They were the Sheridan men, ruled by passion, betrayed by love, heirs to a legacy of violence and forbidden desire. Gus, Boston's top homicide cop: he knew equally well the backroom politics of City Hall and the private passions of the very rich, a man haunted by the wanton courage and perilous obsessions he inherited from his father... Conn, the patriarch, a lawless cop who spawned a circle of vengeance and betrayal that would span half a century... and Chris, Gus's beloved son, a Harvard lawyer and criminologist, fated to risk everything to break the chain of obsession and rage... Three generations linked by crime and punishment--cops and heroes, fathers, sons, and lovers united at last by revelations that could bring a family to its knees...

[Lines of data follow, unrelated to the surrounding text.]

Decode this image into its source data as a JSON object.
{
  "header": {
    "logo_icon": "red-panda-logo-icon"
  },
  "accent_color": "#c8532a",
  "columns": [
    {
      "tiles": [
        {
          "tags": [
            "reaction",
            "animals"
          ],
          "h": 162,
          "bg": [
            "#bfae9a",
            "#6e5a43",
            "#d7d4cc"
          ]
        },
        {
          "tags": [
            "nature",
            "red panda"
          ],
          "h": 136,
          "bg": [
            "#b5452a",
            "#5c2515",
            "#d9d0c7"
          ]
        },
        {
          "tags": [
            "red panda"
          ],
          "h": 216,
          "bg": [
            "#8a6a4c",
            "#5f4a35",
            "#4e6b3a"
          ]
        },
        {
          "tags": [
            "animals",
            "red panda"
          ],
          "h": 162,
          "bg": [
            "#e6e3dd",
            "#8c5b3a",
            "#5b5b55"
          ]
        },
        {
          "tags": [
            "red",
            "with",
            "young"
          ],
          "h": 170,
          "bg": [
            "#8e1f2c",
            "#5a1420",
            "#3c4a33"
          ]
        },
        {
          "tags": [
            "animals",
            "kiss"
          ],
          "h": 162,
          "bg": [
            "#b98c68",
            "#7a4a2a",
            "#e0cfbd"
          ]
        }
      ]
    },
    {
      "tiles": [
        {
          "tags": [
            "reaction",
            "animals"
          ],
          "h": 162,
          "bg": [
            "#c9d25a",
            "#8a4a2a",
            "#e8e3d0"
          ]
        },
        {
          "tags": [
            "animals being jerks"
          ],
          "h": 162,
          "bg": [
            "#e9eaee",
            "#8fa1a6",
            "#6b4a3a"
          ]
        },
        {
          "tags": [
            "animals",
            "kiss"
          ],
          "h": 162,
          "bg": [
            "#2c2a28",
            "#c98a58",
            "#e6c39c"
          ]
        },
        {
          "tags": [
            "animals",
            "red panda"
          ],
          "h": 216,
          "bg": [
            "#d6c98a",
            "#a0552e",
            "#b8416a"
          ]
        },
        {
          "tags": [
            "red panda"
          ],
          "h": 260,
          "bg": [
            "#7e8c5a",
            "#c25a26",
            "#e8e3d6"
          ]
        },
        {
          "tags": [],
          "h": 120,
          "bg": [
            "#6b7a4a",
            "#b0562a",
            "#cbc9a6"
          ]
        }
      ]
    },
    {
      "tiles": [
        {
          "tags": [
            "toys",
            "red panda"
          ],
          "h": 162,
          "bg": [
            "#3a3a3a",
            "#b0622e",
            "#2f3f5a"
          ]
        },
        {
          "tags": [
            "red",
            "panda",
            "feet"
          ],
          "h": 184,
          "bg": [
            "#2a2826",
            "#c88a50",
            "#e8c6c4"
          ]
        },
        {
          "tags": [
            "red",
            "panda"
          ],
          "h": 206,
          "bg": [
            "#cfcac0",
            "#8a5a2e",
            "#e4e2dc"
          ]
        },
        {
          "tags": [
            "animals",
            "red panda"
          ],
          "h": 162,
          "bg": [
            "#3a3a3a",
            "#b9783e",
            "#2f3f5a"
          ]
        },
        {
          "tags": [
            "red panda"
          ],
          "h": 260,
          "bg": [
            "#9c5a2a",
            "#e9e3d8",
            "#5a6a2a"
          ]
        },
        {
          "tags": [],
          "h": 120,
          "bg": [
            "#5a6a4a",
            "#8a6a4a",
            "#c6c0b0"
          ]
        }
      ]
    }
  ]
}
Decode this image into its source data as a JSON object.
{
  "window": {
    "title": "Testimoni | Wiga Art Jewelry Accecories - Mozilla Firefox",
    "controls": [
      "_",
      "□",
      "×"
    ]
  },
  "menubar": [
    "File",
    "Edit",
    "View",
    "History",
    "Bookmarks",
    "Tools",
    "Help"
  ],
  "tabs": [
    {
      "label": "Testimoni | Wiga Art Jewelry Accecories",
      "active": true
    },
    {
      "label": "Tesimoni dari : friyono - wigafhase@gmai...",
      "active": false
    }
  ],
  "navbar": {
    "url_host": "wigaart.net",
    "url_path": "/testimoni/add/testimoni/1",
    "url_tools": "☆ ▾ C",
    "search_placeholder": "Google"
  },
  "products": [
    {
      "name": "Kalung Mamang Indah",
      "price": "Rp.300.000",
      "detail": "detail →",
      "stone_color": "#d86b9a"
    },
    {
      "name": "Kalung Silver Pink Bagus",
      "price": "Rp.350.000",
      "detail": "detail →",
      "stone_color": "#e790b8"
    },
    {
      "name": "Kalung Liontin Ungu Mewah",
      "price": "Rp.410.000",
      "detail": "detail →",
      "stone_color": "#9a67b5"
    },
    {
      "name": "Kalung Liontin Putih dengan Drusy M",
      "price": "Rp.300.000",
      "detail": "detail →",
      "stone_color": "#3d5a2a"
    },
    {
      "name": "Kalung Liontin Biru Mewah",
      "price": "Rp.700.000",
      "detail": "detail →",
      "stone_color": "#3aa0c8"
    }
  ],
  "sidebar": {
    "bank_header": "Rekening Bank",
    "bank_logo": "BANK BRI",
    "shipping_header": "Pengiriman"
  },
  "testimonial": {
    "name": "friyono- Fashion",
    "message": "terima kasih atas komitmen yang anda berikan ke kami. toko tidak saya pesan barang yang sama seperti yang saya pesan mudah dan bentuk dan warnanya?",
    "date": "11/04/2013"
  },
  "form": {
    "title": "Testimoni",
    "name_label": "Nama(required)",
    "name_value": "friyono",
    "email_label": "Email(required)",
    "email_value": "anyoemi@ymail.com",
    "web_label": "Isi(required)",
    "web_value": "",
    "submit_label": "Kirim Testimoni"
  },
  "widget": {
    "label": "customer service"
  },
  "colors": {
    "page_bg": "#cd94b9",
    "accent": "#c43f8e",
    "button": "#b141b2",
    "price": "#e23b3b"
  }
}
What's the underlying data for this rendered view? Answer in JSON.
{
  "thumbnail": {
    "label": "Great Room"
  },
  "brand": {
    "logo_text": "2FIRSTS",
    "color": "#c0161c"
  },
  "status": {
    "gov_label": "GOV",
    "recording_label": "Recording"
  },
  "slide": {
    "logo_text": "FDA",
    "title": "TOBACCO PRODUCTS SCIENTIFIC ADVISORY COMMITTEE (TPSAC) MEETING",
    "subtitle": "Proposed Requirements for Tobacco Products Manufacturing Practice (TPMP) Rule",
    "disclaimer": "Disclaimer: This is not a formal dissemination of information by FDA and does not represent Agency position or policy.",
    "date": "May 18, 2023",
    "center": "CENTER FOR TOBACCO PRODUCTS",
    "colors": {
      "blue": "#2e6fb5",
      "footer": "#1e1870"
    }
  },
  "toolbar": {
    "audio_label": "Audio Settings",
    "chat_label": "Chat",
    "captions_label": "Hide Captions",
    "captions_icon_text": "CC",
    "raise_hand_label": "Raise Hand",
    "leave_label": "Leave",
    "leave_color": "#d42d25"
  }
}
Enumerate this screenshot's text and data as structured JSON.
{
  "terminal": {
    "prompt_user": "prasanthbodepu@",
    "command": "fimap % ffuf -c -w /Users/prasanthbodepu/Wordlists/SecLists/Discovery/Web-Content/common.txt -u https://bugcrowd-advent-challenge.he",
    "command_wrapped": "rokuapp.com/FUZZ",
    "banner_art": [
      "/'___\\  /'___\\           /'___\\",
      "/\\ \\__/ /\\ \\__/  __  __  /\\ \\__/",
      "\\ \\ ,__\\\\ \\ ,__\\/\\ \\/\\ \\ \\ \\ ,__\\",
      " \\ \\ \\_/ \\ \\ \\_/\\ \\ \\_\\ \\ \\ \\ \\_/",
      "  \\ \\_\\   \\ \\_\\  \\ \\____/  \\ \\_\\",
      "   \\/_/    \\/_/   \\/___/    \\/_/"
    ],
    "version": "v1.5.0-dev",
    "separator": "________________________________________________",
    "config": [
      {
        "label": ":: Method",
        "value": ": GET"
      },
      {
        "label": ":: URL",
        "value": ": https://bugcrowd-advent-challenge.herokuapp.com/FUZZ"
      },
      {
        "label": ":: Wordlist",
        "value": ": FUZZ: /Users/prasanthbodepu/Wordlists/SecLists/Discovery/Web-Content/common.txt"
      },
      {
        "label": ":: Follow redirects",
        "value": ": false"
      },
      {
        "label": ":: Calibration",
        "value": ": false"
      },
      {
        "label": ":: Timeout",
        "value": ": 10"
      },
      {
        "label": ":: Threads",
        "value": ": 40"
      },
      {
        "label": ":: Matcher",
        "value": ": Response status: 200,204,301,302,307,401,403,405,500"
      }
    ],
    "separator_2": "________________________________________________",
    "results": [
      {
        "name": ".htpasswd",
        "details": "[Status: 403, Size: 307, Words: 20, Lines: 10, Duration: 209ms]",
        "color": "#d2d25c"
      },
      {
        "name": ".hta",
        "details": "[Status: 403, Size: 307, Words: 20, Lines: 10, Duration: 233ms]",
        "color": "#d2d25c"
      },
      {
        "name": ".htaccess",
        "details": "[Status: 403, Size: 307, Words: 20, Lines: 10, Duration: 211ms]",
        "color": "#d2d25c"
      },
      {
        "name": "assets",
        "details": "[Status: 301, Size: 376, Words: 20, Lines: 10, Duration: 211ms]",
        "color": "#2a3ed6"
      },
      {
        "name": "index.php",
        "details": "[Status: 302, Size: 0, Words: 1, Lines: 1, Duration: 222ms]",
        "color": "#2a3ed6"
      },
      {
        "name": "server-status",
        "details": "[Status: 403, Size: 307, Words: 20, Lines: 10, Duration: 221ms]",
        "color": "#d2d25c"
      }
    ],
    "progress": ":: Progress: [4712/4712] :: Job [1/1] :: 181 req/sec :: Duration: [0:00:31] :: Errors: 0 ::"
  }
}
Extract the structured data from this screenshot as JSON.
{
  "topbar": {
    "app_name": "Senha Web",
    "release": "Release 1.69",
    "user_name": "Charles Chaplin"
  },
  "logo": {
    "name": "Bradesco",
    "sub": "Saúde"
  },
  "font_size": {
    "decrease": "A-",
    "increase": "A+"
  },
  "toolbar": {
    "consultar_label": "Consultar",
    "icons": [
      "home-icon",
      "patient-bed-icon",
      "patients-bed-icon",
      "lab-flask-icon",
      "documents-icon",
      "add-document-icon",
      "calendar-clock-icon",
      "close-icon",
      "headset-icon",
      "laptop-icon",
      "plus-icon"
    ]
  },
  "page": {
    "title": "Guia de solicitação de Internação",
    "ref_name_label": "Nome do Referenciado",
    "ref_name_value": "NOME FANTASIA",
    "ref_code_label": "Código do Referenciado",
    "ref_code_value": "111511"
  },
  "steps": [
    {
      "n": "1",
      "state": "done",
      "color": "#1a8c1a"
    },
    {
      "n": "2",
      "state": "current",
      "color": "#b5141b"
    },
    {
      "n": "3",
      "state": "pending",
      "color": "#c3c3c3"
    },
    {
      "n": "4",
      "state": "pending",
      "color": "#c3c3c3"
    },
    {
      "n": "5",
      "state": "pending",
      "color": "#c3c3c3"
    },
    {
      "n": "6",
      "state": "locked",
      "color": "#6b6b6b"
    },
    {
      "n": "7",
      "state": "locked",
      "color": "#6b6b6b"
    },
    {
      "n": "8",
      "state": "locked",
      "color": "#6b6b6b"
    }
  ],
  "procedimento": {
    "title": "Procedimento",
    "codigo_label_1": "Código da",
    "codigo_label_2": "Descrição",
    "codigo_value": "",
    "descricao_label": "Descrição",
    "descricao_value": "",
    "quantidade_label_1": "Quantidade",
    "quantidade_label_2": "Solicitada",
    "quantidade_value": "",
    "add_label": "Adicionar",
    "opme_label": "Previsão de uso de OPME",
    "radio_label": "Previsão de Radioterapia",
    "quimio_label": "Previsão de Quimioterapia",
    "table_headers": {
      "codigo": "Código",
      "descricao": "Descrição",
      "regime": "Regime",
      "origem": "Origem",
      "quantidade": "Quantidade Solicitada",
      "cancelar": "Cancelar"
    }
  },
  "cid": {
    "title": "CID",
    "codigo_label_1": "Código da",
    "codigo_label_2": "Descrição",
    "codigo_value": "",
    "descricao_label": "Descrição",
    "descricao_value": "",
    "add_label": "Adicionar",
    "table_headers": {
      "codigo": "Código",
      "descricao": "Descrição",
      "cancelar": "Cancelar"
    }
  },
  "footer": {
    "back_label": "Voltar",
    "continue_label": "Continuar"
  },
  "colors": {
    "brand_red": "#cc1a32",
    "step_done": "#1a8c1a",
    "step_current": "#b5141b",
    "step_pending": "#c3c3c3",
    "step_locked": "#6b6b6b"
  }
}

Spenser doesn't appear in this overwrought, Boston-set saga of three generations of Irish-American cops, but the spirit of Parker's popular PI dominates these pages nonetheless, with each cop in turn obsessed with courage, codes of behavior and, especially, A Woman. These are the themes of Parker's other non-Spenser novels as well, particularly Love and Glory, but here they're explored in a tale whose scaffolding of parallels and coincidences suspends disbelief as poorly as do the characters' operatic passions. The Sheridan patriarch, Conn, for example, having been betrayed in Ireland during ``the troubles'' by the love of his life, one Hadley Winslow, moves to the U.S. with a heart of stone: ``It was so hard to stop caring about her,'' he tells a fellow cop, ``that I had to stop caring about everything.'' That is, until Conn catches the case of a young girl found slain and molested, discovers that Hadley's son is the culprit and uses that information to blackmail Hadley into a longterm sexual liaison in exchange for burying the proof against her son. If ever a set of characters needed Prozac it's these Sheridans, whose sullen, brutal, unlikely dance with the Winslow women continues until the third-generation Sheridan, with help from his father, breaks the spell after a paroxysm of violence. All this pained macho posturing is shaped by Parker's usual elegant and precise prose, perhaps the cleanest in crimedom; but, finally no turn of phrase is quick enough to keep his somber tale from sinking into fatal self-importance. BOMC and QPB selections; major ad/promo.